[Element data from apps and pages]
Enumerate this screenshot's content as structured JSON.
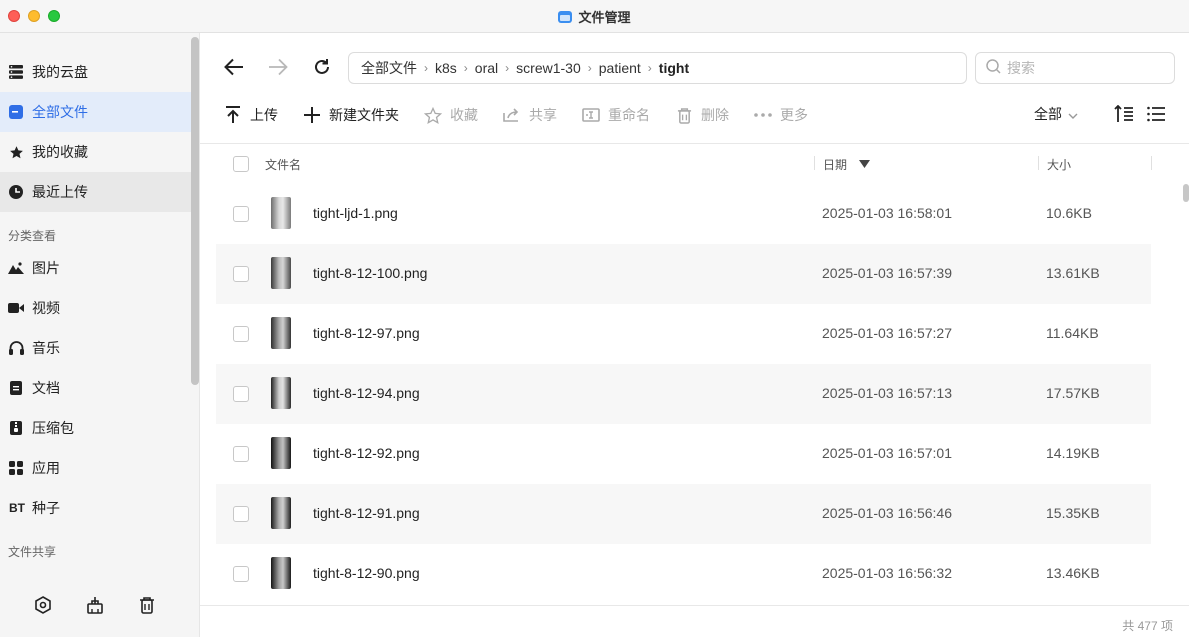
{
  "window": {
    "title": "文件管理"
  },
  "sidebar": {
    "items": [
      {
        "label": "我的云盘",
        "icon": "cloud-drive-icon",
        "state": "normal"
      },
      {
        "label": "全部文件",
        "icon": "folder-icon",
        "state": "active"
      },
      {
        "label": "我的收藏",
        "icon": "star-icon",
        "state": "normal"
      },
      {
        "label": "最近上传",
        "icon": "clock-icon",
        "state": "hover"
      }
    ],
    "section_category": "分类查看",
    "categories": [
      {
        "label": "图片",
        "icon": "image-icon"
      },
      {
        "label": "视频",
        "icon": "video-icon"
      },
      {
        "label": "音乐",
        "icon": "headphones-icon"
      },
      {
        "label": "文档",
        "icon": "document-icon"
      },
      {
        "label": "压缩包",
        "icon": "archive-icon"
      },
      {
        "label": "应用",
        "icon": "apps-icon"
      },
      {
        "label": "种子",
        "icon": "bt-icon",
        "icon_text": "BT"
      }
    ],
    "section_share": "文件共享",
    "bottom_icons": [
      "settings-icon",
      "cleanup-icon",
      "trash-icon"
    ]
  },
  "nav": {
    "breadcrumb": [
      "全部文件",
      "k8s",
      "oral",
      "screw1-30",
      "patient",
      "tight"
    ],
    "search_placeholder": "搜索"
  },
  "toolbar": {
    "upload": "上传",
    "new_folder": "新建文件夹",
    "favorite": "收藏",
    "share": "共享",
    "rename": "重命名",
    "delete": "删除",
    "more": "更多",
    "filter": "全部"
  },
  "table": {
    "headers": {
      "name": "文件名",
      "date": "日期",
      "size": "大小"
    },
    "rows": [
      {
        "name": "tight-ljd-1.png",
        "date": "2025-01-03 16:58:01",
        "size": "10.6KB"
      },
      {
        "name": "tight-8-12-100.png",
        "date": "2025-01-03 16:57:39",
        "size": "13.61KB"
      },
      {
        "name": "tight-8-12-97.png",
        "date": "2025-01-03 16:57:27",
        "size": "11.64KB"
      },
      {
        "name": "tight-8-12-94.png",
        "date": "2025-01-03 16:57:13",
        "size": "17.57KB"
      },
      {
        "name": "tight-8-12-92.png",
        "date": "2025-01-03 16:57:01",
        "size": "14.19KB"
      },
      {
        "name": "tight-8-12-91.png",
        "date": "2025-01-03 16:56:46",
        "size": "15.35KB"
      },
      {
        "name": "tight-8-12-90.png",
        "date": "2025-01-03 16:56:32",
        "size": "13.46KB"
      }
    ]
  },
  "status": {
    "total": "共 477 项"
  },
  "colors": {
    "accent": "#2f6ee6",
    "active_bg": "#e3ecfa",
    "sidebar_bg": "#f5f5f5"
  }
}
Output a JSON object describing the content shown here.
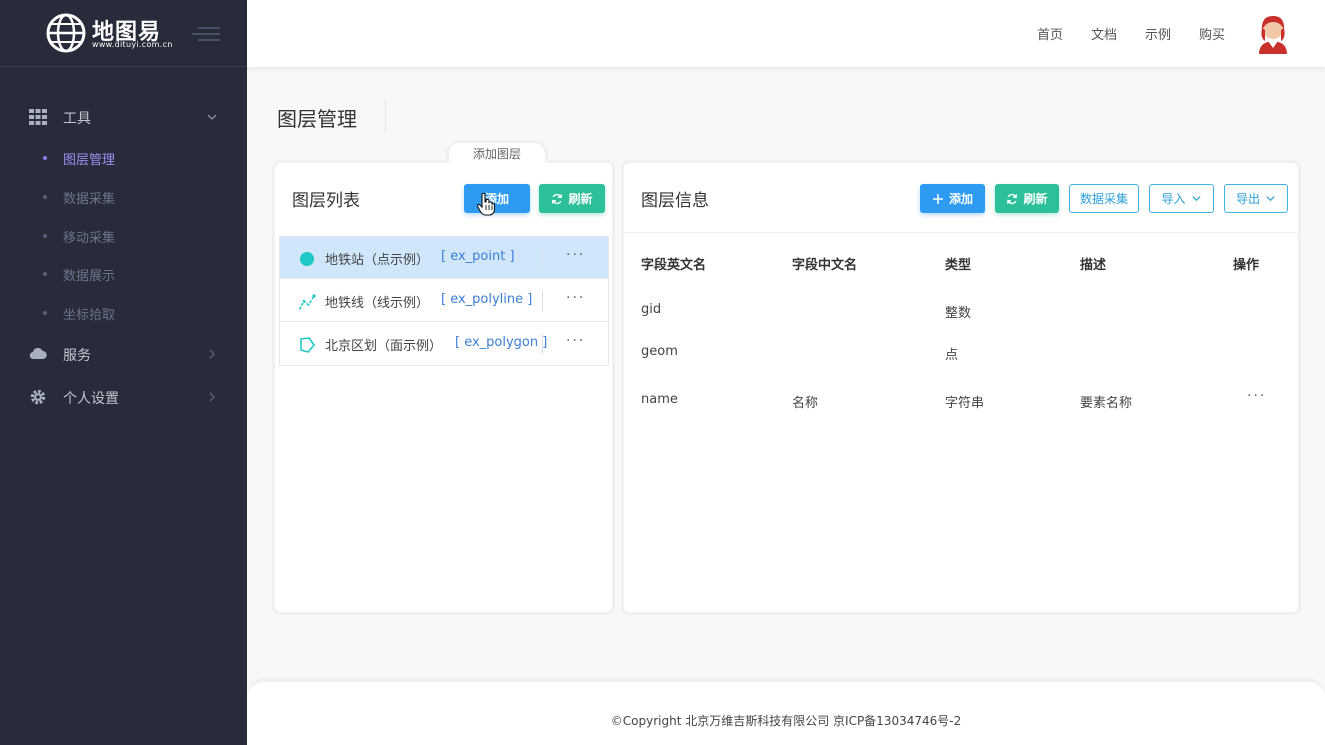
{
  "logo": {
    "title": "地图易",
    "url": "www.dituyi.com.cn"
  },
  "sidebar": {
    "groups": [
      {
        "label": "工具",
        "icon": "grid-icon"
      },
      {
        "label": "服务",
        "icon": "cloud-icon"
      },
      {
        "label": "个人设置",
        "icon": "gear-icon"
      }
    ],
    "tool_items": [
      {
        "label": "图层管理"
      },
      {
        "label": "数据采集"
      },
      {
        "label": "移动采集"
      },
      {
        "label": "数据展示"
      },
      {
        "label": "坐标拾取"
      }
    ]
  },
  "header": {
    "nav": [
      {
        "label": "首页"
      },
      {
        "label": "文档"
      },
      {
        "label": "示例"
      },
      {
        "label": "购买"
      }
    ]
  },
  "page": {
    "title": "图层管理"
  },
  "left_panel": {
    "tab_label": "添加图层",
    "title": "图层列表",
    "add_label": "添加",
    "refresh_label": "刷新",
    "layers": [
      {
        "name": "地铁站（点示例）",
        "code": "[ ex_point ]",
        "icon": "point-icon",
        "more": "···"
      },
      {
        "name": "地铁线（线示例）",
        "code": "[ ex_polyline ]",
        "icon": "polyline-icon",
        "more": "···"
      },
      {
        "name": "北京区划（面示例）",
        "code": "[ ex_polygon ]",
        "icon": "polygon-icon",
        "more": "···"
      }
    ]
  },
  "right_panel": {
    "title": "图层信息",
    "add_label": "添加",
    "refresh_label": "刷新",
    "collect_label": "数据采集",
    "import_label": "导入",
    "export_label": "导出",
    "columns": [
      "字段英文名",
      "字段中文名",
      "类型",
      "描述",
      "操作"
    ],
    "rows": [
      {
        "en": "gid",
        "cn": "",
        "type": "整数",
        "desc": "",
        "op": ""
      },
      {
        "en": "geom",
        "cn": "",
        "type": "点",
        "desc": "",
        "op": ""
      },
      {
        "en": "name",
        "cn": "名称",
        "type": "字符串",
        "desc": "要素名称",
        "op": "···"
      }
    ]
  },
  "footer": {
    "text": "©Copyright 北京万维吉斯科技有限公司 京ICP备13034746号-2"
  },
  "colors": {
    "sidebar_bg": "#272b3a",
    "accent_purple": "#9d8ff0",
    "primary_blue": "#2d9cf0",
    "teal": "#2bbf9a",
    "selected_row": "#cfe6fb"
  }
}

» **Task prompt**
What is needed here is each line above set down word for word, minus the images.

» **Answer section**
Enumerate this screenshot's content as structured JSON.
{
  "window": {
    "title": "文件管理"
  },
  "sidebar": {
    "items": [
      {
        "label": "我的云盘",
        "icon": "cloud-drive-icon",
        "state": "normal"
      },
      {
        "label": "全部文件",
        "icon": "folder-icon",
        "state": "active"
      },
      {
        "label": "我的收藏",
        "icon": "star-icon",
        "state": "normal"
      },
      {
        "label": "最近上传",
        "icon": "clock-icon",
        "state": "hover"
      }
    ],
    "section_category": "分类查看",
    "categories": [
      {
        "label": "图片",
        "icon": "image-icon"
      },
      {
        "label": "视频",
        "icon": "video-icon"
      },
      {
        "label": "音乐",
        "icon": "headphones-icon"
      },
      {
        "label": "文档",
        "icon": "document-icon"
      },
      {
        "label": "压缩包",
        "icon": "archive-icon"
      },
      {
        "label": "应用",
        "icon": "apps-icon"
      },
      {
        "label": "种子",
        "icon": "bt-icon",
        "icon_text": "BT"
      }
    ],
    "section_share": "文件共享",
    "bottom_icons": [
      "settings-icon",
      "cleanup-icon",
      "trash-icon"
    ]
  },
  "nav": {
    "breadcrumb": [
      "全部文件",
      "k8s",
      "oral",
      "screw1-30",
      "patient",
      "tight"
    ],
    "search_placeholder": "搜索"
  },
  "toolbar": {
    "upload": "上传",
    "new_folder": "新建文件夹",
    "favorite": "收藏",
    "share": "共享",
    "rename": "重命名",
    "delete": "删除",
    "more": "更多",
    "filter": "全部"
  },
  "table": {
    "headers": {
      "name": "文件名",
      "date": "日期",
      "size": "大小"
    },
    "rows": [
      {
        "name": "tight-ljd-1.png",
        "date": "2025-01-03 16:58:01",
        "size": "10.6KB"
      },
      {
        "name": "tight-8-12-100.png",
        "date": "2025-01-03 16:57:39",
        "size": "13.61KB"
      },
      {
        "name": "tight-8-12-97.png",
        "date": "2025-01-03 16:57:27",
        "size": "11.64KB"
      },
      {
        "name": "tight-8-12-94.png",
        "date": "2025-01-03 16:57:13",
        "size": "17.57KB"
      },
      {
        "name": "tight-8-12-92.png",
        "date": "2025-01-03 16:57:01",
        "size": "14.19KB"
      },
      {
        "name": "tight-8-12-91.png",
        "date": "2025-01-03 16:56:46",
        "size": "15.35KB"
      },
      {
        "name": "tight-8-12-90.png",
        "date": "2025-01-03 16:56:32",
        "size": "13.46KB"
      }
    ]
  },
  "status": {
    "total": "共 477 项"
  },
  "colors": {
    "accent": "#2f6ee6",
    "active_bg": "#e3ecfa",
    "sidebar_bg": "#f5f5f5"
  }
}
Output a JSON object describing the content shown here.
{
  "logo": {
    "title": "地图易",
    "url": "www.dituyi.com.cn"
  },
  "sidebar": {
    "groups": [
      {
        "label": "工具",
        "icon": "grid-icon"
      },
      {
        "label": "服务",
        "icon": "cloud-icon"
      },
      {
        "label": "个人设置",
        "icon": "gear-icon"
      }
    ],
    "tool_items": [
      {
        "label": "图层管理"
      },
      {
        "label": "数据采集"
      },
      {
        "label": "移动采集"
      },
      {
        "label": "数据展示"
      },
      {
        "label": "坐标拾取"
      }
    ]
  },
  "header": {
    "nav": [
      {
        "label": "首页"
      },
      {
        "label": "文档"
      },
      {
        "label": "示例"
      },
      {
        "label": "购买"
      }
    ]
  },
  "page": {
    "title": "图层管理"
  },
  "left_panel": {
    "tab_label": "添加图层",
    "title": "图层列表",
    "add_label": "添加",
    "refresh_label": "刷新",
    "layers": [
      {
        "name": "地铁站（点示例）",
        "code": "[ ex_point ]",
        "icon": "point-icon",
        "more": "···"
      },
      {
        "name": "地铁线（线示例）",
        "code": "[ ex_polyline ]",
        "icon": "polyline-icon",
        "more": "···"
      },
      {
        "name": "北京区划（面示例）",
        "code": "[ ex_polygon ]",
        "icon": "polygon-icon",
        "more": "···"
      }
    ]
  },
  "right_panel": {
    "title": "图层信息",
    "add_label": "添加",
    "refresh_label": "刷新",
    "collect_label": "数据采集",
    "import_label": "导入",
    "export_label": "导出",
    "columns": [
      "字段英文名",
      "字段中文名",
      "类型",
      "描述",
      "操作"
    ],
    "rows": [
      {
        "en": "gid",
        "cn": "",
        "type": "整数",
        "desc": "",
        "op": ""
      },
      {
        "en": "geom",
        "cn": "",
        "type": "点",
        "desc": "",
        "op": ""
      },
      {
        "en": "name",
        "cn": "名称",
        "type": "字符串",
        "desc": "要素名称",
        "op": "···"
      }
    ]
  },
  "footer": {
    "text": "©Copyright 北京万维吉斯科技有限公司 京ICP备13034746号-2"
  },
  "colors": {
    "sidebar_bg": "#272b3a",
    "accent_purple": "#9d8ff0",
    "primary_blue": "#2d9cf0",
    "teal": "#2bbf9a",
    "selected_row": "#cfe6fb"
  }
}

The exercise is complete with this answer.